Upper Works, Newcomb
Hiking Skylight is the peak with one of the most impressive views, boasting a sighting of over 30 other High Peaks. This completely bald rock dome is very impressive when seen from other regions of the High Peaks and its expanse tends to generate its...
View from mountain overlooking lake
State Route 9, Schroon Lake
This hike offers views of Schroon Lake and Pharaoh Mountain for relatively little effort. It's a can't miss while in the area!
The lovely hike ends at a tranquil pond with much scenic interest.
Route 28N, Minerva
How to get there From exit 28 in Schroon Lake follow I-87 north for one exit to the North Hudson exit #29. From here follow Boreas Road west toward Newcomb. Continue to Route 28N and take a left and head toward Minerva.

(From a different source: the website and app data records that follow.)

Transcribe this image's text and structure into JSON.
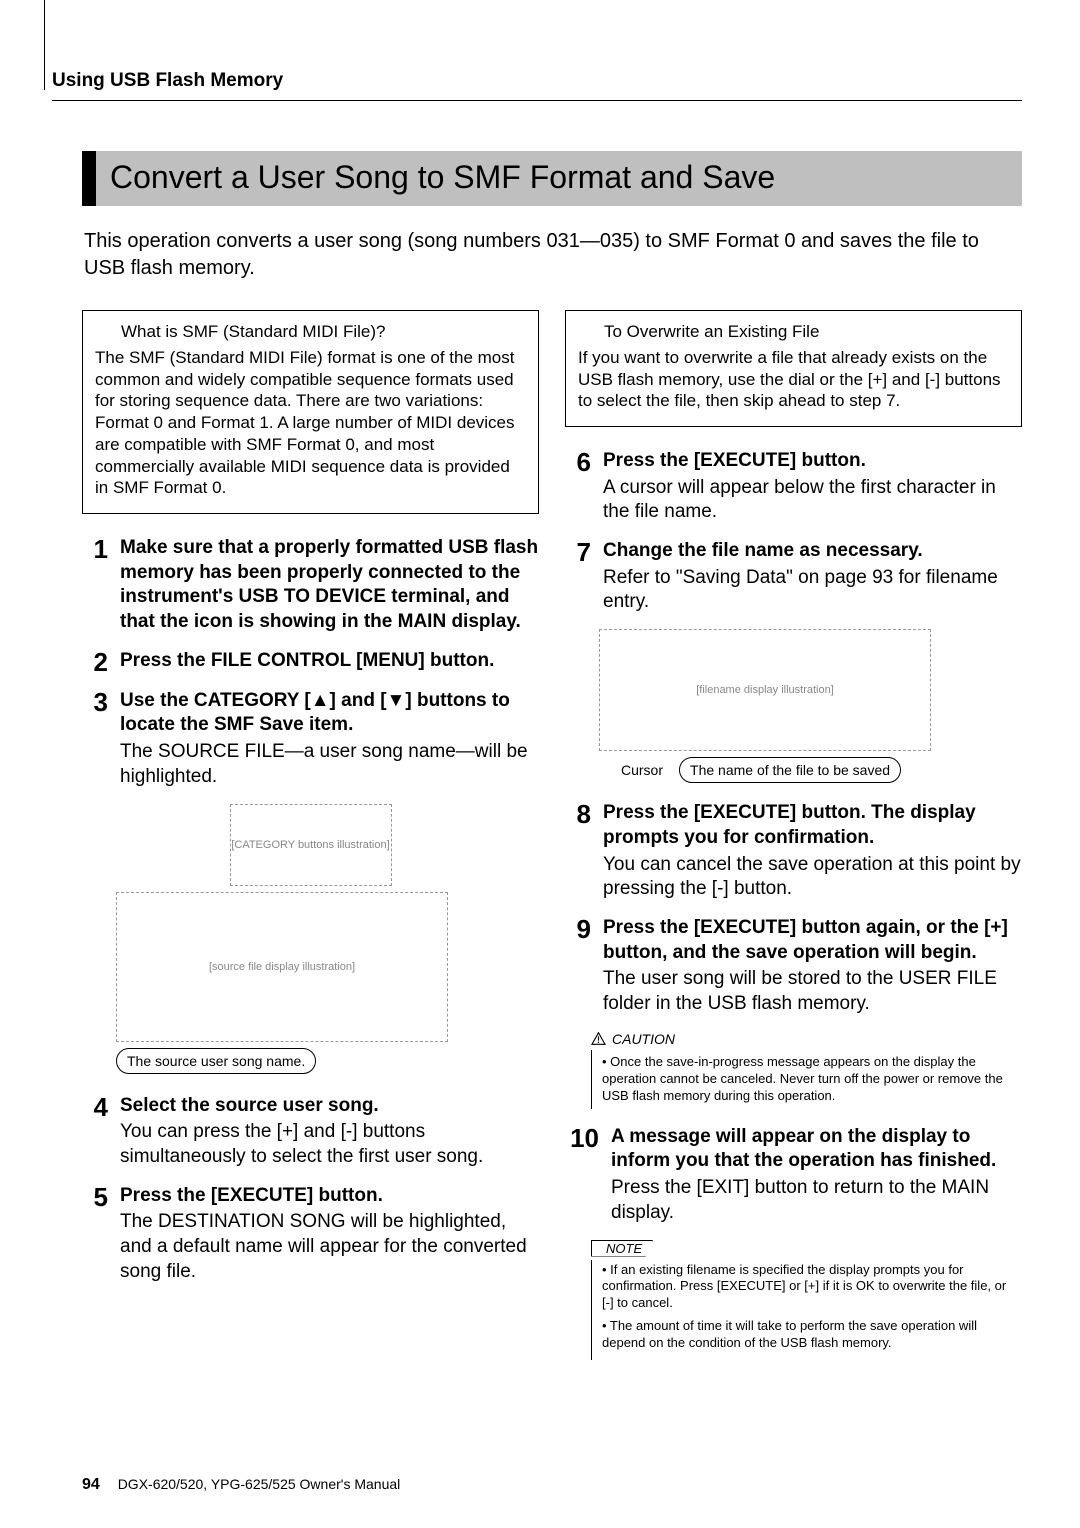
{
  "running_head": "Using USB Flash Memory",
  "title": "Convert a User Song to SMF Format and Save",
  "intro": "This operation converts a user song (song numbers 031—035) to SMF Format 0 and saves the ﬁle to USB ﬂash memory.",
  "smf_box": {
    "title": "What is SMF (Standard MIDI File)?",
    "body": "The SMF (Standard MIDI File) format is one of the most common and widely compatible sequence formats used for storing sequence data. There are two variations: Format 0 and Format 1. A large number of MIDI devices are compatible with SMF Format 0, and most commercially available MIDI sequence data is provided in SMF Format 0."
  },
  "overwrite_box": {
    "title": "To Overwrite an Existing File",
    "body": "If you want to overwrite a ﬁle that already exists on the USB ﬂash memory, use the dial or the [+] and [-] buttons to select the ﬁle, then skip ahead to step 7."
  },
  "steps": {
    "s1": {
      "n": "1",
      "title": "Make sure that a properly formatted USB flash memory has been properly connected to the instrument's USB TO DEVICE terminal, and that the icon is showing in the MAIN display."
    },
    "s2": {
      "n": "2",
      "title": "Press the FILE CONTROL [MENU] button."
    },
    "s3": {
      "n": "3",
      "title_a": "Use the CATEGORY [",
      "title_b": "] and [",
      "title_c": "] buttons to locate the SMF Save item.",
      "desc": "The SOURCE FILE—a user song name—will be highlighted."
    },
    "s4": {
      "n": "4",
      "title": "Select the source user song.",
      "desc": "You can press the [+] and [-] buttons simultaneously to select the ﬁrst user song."
    },
    "s5": {
      "n": "5",
      "title": "Press the [EXECUTE] button.",
      "desc": "The DESTINATION SONG will be highlighted, and a default name will appear for the converted song ﬁle."
    },
    "s6": {
      "n": "6",
      "title": "Press the [EXECUTE] button.",
      "desc": "A cursor will appear below the ﬁrst character in the ﬁle name."
    },
    "s7": {
      "n": "7",
      "title": "Change the file name as necessary.",
      "desc": "Refer to \"Saving Data\" on page 93 for ﬁlename entry."
    },
    "s8": {
      "n": "8",
      "title": "Press the [EXECUTE] button. The display prompts you for confirmation.",
      "desc": "You can cancel the save operation at this point by pressing the [-] button."
    },
    "s9": {
      "n": "9",
      "title": "Press the [EXECUTE] button again, or the [+] button, and the save operation will begin.",
      "desc": "The user song will be stored to the USER FILE folder in the USB ﬂash memory."
    },
    "s10": {
      "n": "10",
      "title": "A message will appear on the display to inform you that the operation has finished.",
      "desc": "Press the [EXIT] button to return to the MAIN display."
    }
  },
  "callouts": {
    "source_name": "The source user song name.",
    "cursor": "Cursor",
    "filename": "The name of the file to be saved"
  },
  "caution": {
    "label": "CAUTION",
    "text": "• Once the save-in-progress message appears on the display the operation cannot be canceled. Never turn off the power or remove the USB ﬂash memory during this operation."
  },
  "note": {
    "label": "NOTE",
    "p1": "• If an existing ﬁlename is speciﬁed the display prompts you for conﬁrmation. Press [EXECUTE] or [+] if it is OK to overwrite the ﬁle, or [-] to cancel.",
    "p2": "• The amount of time it will take to perform the save operation will depend on the condition of the USB ﬂash memory."
  },
  "footer": {
    "page": "94",
    "manual": "DGX-620/520, YPG-625/525  Owner's Manual"
  },
  "fig": {
    "cat": "[CATEGORY buttons illustration]",
    "src": "[source file display illustration]",
    "name": "[filename display illustration]"
  }
}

Continue for just under 10-mile...
North Hudson
The views from the Dix Range are some of the best in the Northeast! With five different mountains, this traverse offers something rugged and adventurous for hikers. This range includes five of the 46 High Peaks: Macomb, Grace Peak, Carson Peak, Hough,...
View of the Dix Mountain Wilderness from the peak of Giant.
675 Elk Lake Rd, North Hudson
Hiking Dix is often climbed by itself, but in many cases is combined with the rest or parts of the Dix Range. The Dix Range also includes South Dix (Carson Peak,), East Dix (Grace Peak,) Hough Peak, and Macomb Mountain. Dix is the big boy of the range...
Newcomb
Gray Peak is the tallest of the trailless High Peaks and has an act of putting on two totally different faces depending on the season. In summer, it is slightly treed with stunted growth; in winter the trees are buried and it resembles that of a bald...
Route 28N, Newcomb
Walk through quiet, scenic forests and along the river.
This is Mount Redfield from a distance.
Upper Works, Newcomb
Redfield was named for Professor William C. Redfield: meteorologist, organizer of, and participant in, the first recorded ascent of Mount Marcy. This High Peak is trailless so use of map/compass is required.